• **Task details**:
From the first line to the last, print the data exactly as written.

[Source records]
↓↓↓

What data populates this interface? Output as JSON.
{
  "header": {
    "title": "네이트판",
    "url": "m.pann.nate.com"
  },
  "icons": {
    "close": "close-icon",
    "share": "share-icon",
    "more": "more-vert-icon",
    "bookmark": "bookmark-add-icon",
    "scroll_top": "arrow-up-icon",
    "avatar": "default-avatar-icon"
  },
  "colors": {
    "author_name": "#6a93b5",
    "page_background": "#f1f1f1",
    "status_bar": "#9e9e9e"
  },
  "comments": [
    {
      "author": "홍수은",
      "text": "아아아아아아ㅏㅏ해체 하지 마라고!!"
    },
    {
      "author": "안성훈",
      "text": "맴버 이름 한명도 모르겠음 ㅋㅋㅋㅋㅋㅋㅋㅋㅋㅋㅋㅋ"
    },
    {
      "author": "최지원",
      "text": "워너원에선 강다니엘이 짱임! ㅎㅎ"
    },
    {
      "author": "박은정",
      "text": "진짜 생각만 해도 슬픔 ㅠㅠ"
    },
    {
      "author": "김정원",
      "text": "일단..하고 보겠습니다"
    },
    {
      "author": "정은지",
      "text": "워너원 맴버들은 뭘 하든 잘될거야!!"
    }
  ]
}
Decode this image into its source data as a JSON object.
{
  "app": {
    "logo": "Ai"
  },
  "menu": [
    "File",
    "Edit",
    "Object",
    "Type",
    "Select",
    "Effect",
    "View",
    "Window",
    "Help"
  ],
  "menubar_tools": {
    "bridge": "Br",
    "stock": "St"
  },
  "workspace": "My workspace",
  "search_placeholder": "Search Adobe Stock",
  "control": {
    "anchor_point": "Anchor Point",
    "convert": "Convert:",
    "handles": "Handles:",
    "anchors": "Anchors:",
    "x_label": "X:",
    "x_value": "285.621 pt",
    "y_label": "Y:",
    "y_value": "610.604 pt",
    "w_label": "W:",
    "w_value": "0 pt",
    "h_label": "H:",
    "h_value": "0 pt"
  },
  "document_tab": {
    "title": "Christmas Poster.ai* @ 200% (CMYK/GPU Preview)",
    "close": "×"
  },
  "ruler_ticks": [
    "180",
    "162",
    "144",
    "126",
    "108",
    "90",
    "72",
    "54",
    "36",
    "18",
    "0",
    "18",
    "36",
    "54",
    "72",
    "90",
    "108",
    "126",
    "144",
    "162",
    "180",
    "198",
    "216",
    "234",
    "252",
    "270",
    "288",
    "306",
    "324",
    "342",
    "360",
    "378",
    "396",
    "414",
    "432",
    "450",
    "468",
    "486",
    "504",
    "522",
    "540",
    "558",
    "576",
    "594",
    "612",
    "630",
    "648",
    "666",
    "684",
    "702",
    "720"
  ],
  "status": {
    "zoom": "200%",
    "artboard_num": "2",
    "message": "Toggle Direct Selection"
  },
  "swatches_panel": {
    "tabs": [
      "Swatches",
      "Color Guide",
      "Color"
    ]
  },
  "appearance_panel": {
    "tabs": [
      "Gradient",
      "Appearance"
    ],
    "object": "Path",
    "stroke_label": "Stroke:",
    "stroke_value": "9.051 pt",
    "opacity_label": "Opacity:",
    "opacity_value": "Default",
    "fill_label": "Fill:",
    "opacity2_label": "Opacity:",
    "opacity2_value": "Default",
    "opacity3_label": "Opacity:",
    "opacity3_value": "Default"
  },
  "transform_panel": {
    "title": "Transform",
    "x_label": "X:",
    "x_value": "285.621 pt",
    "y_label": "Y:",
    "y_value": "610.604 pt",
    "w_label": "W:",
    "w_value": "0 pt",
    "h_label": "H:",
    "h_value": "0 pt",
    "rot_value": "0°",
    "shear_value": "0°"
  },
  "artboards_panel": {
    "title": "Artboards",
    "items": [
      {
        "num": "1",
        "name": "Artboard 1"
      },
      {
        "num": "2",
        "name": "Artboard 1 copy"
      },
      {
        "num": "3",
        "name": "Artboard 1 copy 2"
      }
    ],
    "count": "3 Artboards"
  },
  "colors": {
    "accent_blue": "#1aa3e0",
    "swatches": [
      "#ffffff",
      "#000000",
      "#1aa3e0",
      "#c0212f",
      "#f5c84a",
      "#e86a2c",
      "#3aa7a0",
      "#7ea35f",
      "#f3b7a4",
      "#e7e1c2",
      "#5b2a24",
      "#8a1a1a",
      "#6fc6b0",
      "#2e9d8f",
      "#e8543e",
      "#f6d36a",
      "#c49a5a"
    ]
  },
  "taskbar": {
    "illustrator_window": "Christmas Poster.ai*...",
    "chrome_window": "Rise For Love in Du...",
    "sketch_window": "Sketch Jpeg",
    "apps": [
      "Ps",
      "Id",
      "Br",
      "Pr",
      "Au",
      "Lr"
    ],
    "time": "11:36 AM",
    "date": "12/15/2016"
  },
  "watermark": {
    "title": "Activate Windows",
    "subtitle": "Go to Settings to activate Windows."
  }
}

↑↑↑

• **Answer area**:
What data populates this interface? Output as JSON.
{
  "header": {
    "title": "네이트판",
    "url": "m.pann.nate.com"
  },
  "icons": {
    "close": "close-icon",
    "share": "share-icon",
    "more": "more-vert-icon",
    "bookmark": "bookmark-add-icon",
    "scroll_top": "arrow-up-icon",
    "avatar": "default-avatar-icon"
  },
  "colors": {
    "author_name": "#6a93b5",
    "page_background": "#f1f1f1",
    "status_bar": "#9e9e9e"
  },
  "comments": [
    {
      "author": "홍수은",
      "text": "아아아아아아ㅏㅏ해체 하지 마라고!!"
    },
    {
      "author": "안성훈",
      "text": "맴버 이름 한명도 모르겠음 ㅋㅋㅋㅋㅋㅋㅋㅋㅋㅋㅋㅋ"
    },
    {
      "author": "최지원",
      "text": "워너원에선 강다니엘이 짱임! ㅎㅎ"
    },
    {
      "author": "박은정",
      "text": "진짜 생각만 해도 슬픔 ㅠㅠ"
    },
    {
      "author": "김정원",
      "text": "일단..하고 보겠습니다"
    },
    {
      "author": "정은지",
      "text": "워너원 맴버들은 뭘 하든 잘될거야!!"
    }
  ]
}
Decode this image into its source data as a JSON object.
{
  "app": {
    "logo": "Ai"
  },
  "menu": [
    "File",
    "Edit",
    "Object",
    "Type",
    "Select",
    "Effect",
    "View",
    "Window",
    "Help"
  ],
  "menubar_tools": {
    "bridge": "Br",
    "stock": "St"
  },
  "workspace": "My workspace",
  "search_placeholder": "Search Adobe Stock",
  "control": {
    "anchor_point": "Anchor Point",
    "convert": "Convert:",
    "handles": "Handles:",
    "anchors": "Anchors:",
    "x_label": "X:",
    "x_value": "285.621 pt",
    "y_label": "Y:",
    "y_value": "610.604 pt",
    "w_label": "W:",
    "w_value": "0 pt",
    "h_label": "H:",
    "h_value": "0 pt"
  },
  "document_tab": {
    "title": "Christmas Poster.ai* @ 200% (CMYK/GPU Preview)",
    "close": "×"
  },
  "ruler_ticks": [
    "180",
    "162",
    "144",
    "126",
    "108",
    "90",
    "72",
    "54",
    "36",
    "18",
    "0",
    "18",
    "36",
    "54",
    "72",
    "90",
    "108",
    "126",
    "144",
    "162",
    "180",
    "198",
    "216",
    "234",
    "252",
    "270",
    "288",
    "306",
    "324",
    "342",
    "360",
    "378",
    "396",
    "414",
    "432",
    "450",
    "468",
    "486",
    "504",
    "522",
    "540",
    "558",
    "576",
    "594",
    "612",
    "630",
    "648",
    "666",
    "684",
    "702",
    "720"
  ],
  "status": {
    "zoom": "200%",
    "artboard_num": "2",
    "message": "Toggle Direct Selection"
  },
  "swatches_panel": {
    "tabs": [
      "Swatches",
      "Color Guide",
      "Color"
    ]
  },
  "appearance_panel": {
    "tabs": [
      "Gradient",
      "Appearance"
    ],
    "object": "Path",
    "stroke_label": "Stroke:",
    "stroke_value": "9.051 pt",
    "opacity_label": "Opacity:",
    "opacity_value": "Default",
    "fill_label": "Fill:",
    "opacity2_label": "Opacity:",
    "opacity2_value": "Default",
    "opacity3_label": "Opacity:",
    "opacity3_value": "Default"
  },
  "transform_panel": {
    "title": "Transform",
    "x_label": "X:",
    "x_value": "285.621 pt",
    "y_label": "Y:",
    "y_value": "610.604 pt",
    "w_label": "W:",
    "w_value": "0 pt",
    "h_label": "H:",
    "h_value": "0 pt",
    "rot_value": "0°",
    "shear_value": "0°"
  },
  "artboards_panel": {
    "title": "Artboards",
    "items": [
      {
        "num": "1",
        "name": "Artboard 1"
      },
      {
        "num": "2",
        "name": "Artboard 1 copy"
      },
      {
        "num": "3",
        "name": "Artboard 1 copy 2"
      }
    ],
    "count": "3 Artboards"
  },
  "colors": {
    "accent_blue": "#1aa3e0",
    "swatches": [
      "#ffffff",
      "#000000",
      "#1aa3e0",
      "#c0212f",
      "#f5c84a",
      "#e86a2c",
      "#3aa7a0",
      "#7ea35f",
      "#f3b7a4",
      "#e7e1c2",
      "#5b2a24",
      "#8a1a1a",
      "#6fc6b0",
      "#2e9d8f",
      "#e8543e",
      "#f6d36a",
      "#c49a5a"
    ]
  },
  "taskbar": {
    "illustrator_window": "Christmas Poster.ai*...",
    "chrome_window": "Rise For Love in Du...",
    "sketch_window": "Sketch Jpeg",
    "apps": [
      "Ps",
      "Id",
      "Br",
      "Pr",
      "Au",
      "Lr"
    ],
    "time": "11:36 AM",
    "date": "12/15/2016"
  },
  "watermark": {
    "title": "Activate Windows",
    "subtitle": "Go to Settings to activate Windows."
  }
}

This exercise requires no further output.